From the original poster: This is an interesting story about the Battle of the Bulge.
The film is a collaboration between the director and a WWII veteran named Walter Koehler, who was a soldier who was killed in action in 1943.
The filmmakers decided to shoot it as a documentary.
This was the first of two films I was involved in with Walter Kiehler’s group, the American Legion Film Group.
He was a veteran who served in the United States Marine Corps, and his stories inspired us to create this project.
Walter Kuehler was born in 1918 in the Czech Republic, grew up in the Bronx and served in World War II.
He came back to the United Kingdom, married a British woman and had two daughters.
He left the Marines in 1943 to study film and wanted to do something with the stories of his time.
He found a producer who offered him a project to make a film about World War I. After a year of planning and shooting, the film was finished in 1946 and released in 1949.
This film was never released, but it is an important piece of the history of the Great War.
The American Legion Postcards Project (ABPP) was created to provide veterans with free postcards.
The group was founded in 1947 by the late George B. Johnson and is now the largest and oldest veterans organization in the country.
We are working on a documentary about the Great Wars, with the goal of making the most comprehensive and compelling picture of what it was like to serve in those wars.
For more information about the ABPP, go to abpp.org.
National Geographic has selected “The Greatest Movie Ever Made” for a 2013 award.
The award is presented annually to a filmmaker or writer who has made a significant contribution to science fiction, fantasy, historical fiction, or the arts.
This is the third time this award has been presented, and it will be presented in 2017.
National Geophysical Data Center (NGDC) is a partnership between the National Science Foundation (NSF) and the University of Texas at Austin.
The NGDC is the only National Science Education Center dedicated to undergraduate and graduate courses in the fields of Earth, space, science, engineering and mathematics.
The first NGDC was established in 1970.
This research has been supported by NSF, the Department of Energy, the Office of Naval Research, the National Institutes of Health, the State of Texas, the United Nations, and many individuals and organizations.
Learn more about NSF and the NSF Programs in Physics and Astrophysics at http://www.nsf.gov/programs/.
This material is solely the intellectual property of NSF.

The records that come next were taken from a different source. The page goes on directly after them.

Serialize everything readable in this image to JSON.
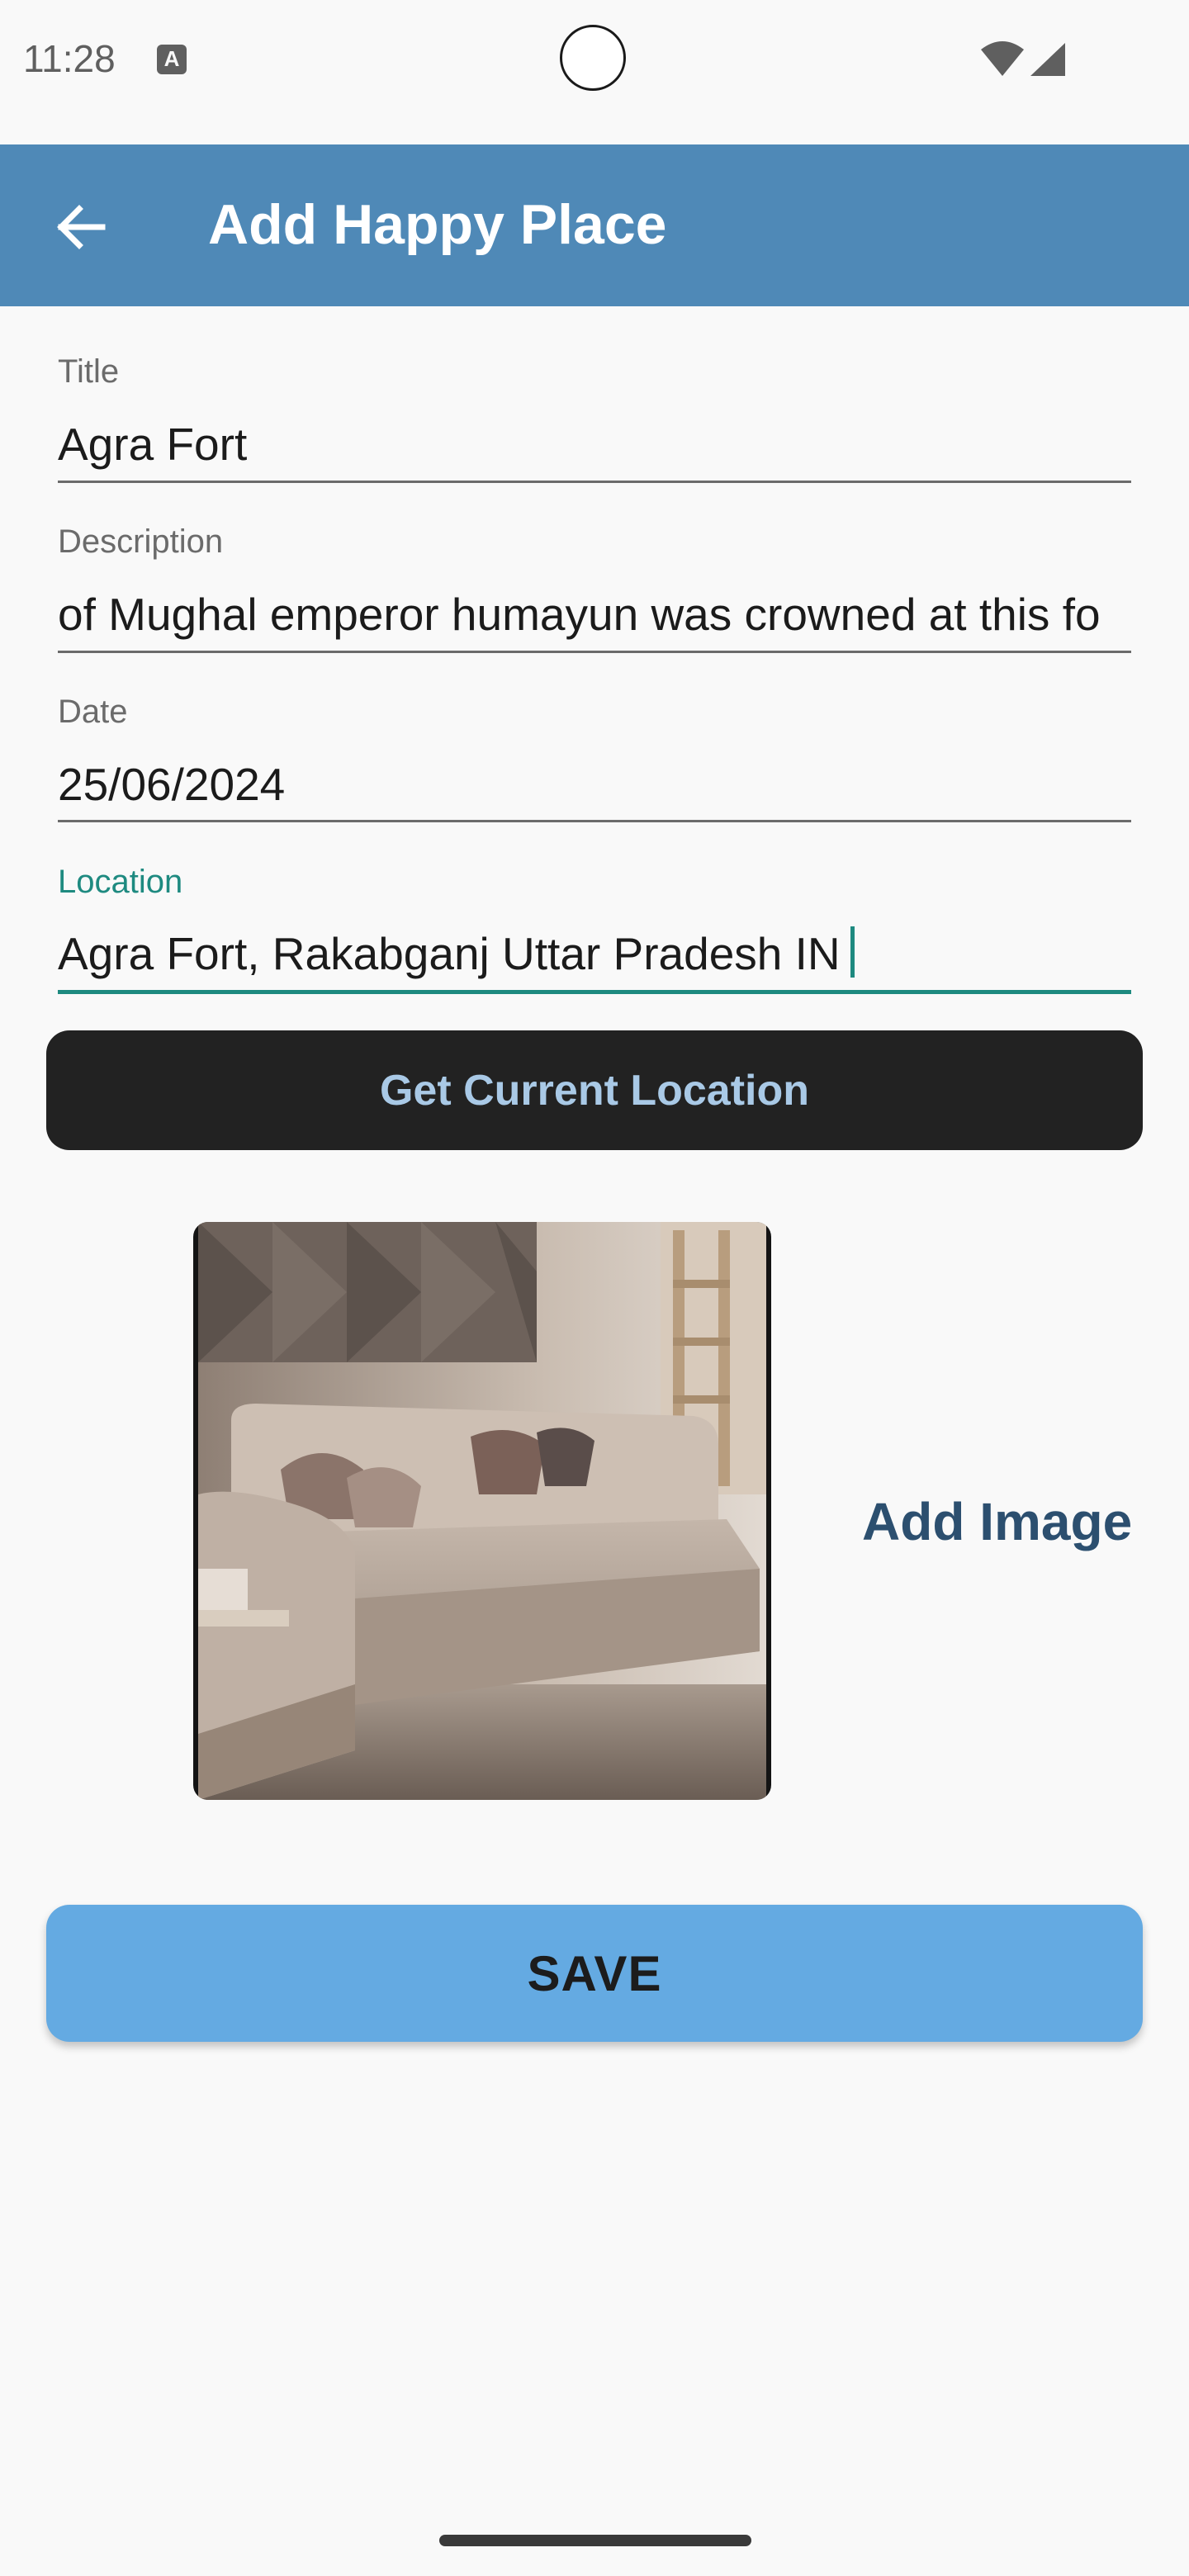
{
  "status_bar": {
    "time": "11:28",
    "notification_glyph": "A"
  },
  "app_bar": {
    "title": "Add Happy Place",
    "back_icon": "arrow-back-icon"
  },
  "form": {
    "title": {
      "label": "Title",
      "value": "Agra Fort"
    },
    "description": {
      "label": "Description",
      "value": " of Mughal emperor humayun was crowned at this fo"
    },
    "date": {
      "label": "Date",
      "value": "25/06/2024"
    },
    "location": {
      "label": "Location",
      "value": "Agra Fort, Rakabganj Uttar Pradesh IN"
    }
  },
  "actions": {
    "current_location_label": "Get Current Location",
    "add_image_label": "Add Image",
    "save_label": "SAVE"
  },
  "colors": {
    "app_bar": "#4f89b7",
    "accent": "#1e8a80",
    "save_button": "#64aae2",
    "location_button": "#222222"
  }
}
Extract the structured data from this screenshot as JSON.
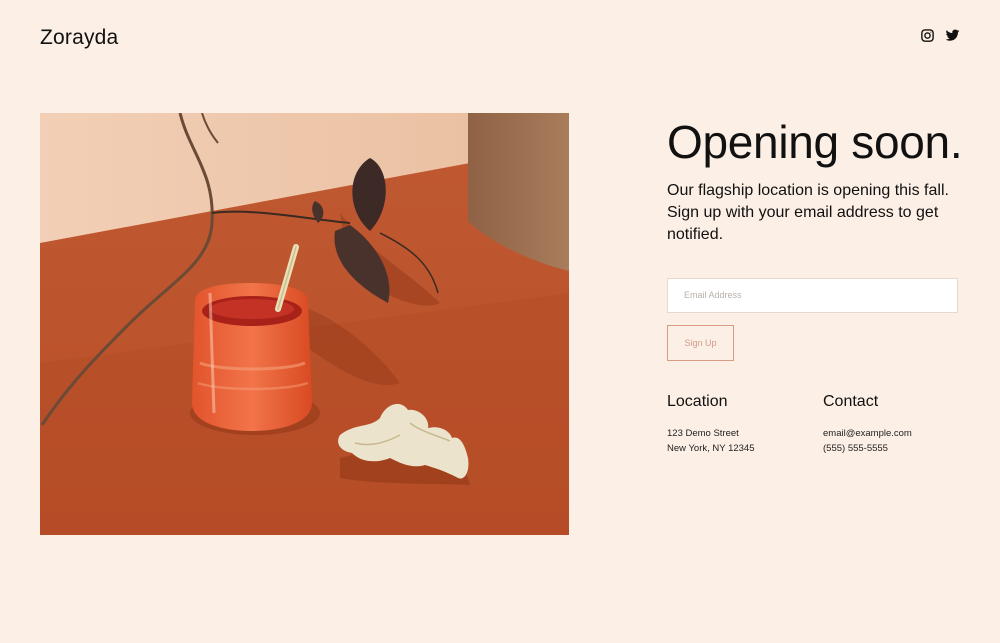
{
  "brand": {
    "name": "Zorayda"
  },
  "social": [
    {
      "icon": "instagram-icon"
    },
    {
      "icon": "twitter-icon"
    }
  ],
  "hero": {
    "headline": "Opening soon.",
    "description": "Our flagship location is opening this fall. Sign up with your email address to get notified."
  },
  "signup": {
    "placeholder": "Email Address",
    "value": "",
    "button_label": "Sign Up"
  },
  "location": {
    "heading": "Location",
    "address_line1": "123 Demo Street",
    "address_line2": "New York, NY 12345"
  },
  "contact": {
    "heading": "Contact",
    "email": "email@example.com",
    "phone": "(555) 555-5555"
  },
  "colors": {
    "background": "#fcefe5",
    "accent": "#d99a86",
    "text": "#111111"
  }
}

This information is not intended to provide a legal or factual basis for any action or decision.
The National Geospatial-Intelligence Agency (NGIA) is the successor to the National Reconnaissance Office (NRO) and is the primary U.S. government agency responsible for protecting and collecting imagery.
The NRO’s mission is to detect, identify, and characterize threats and potential threats from space and the atmosphere.
This includes satellites, weather satellites, space weather instruments, remote sensing instruments, and space-based ground-based surveillance.
Learn about the NRO at http:www.ngia.mil.
The Geospacial Intelligence Program (GIP) is an initiative of the National Research Council (NRC).
This program is dedicated to understanding how Earth processes and radiates information, how Earth systems respond to climate change, and how humans interact with nature.
This work is supported by the National Geodetic Survey (NGS) through the National Aeronautics and Space Administration’s (NASA) Office of Space Technology Directorate.
Learn More About the National Spatial-Forensic Laboratory (NFSL) at http:/www.nlfs.nasa.gov.